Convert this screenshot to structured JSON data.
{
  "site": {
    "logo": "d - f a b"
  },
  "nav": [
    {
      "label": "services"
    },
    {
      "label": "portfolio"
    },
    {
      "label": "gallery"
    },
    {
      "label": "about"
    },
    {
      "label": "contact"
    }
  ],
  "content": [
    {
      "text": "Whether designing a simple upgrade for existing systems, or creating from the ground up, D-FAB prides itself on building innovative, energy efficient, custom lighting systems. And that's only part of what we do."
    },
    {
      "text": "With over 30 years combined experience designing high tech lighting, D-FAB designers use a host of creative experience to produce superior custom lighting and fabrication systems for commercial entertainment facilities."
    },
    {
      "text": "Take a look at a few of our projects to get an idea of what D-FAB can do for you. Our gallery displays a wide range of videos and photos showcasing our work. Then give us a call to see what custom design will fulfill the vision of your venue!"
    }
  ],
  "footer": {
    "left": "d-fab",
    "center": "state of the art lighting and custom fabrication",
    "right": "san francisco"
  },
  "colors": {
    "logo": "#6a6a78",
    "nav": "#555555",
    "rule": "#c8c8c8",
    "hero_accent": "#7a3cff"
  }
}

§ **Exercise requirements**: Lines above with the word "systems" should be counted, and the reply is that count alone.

§ **Your response**: 2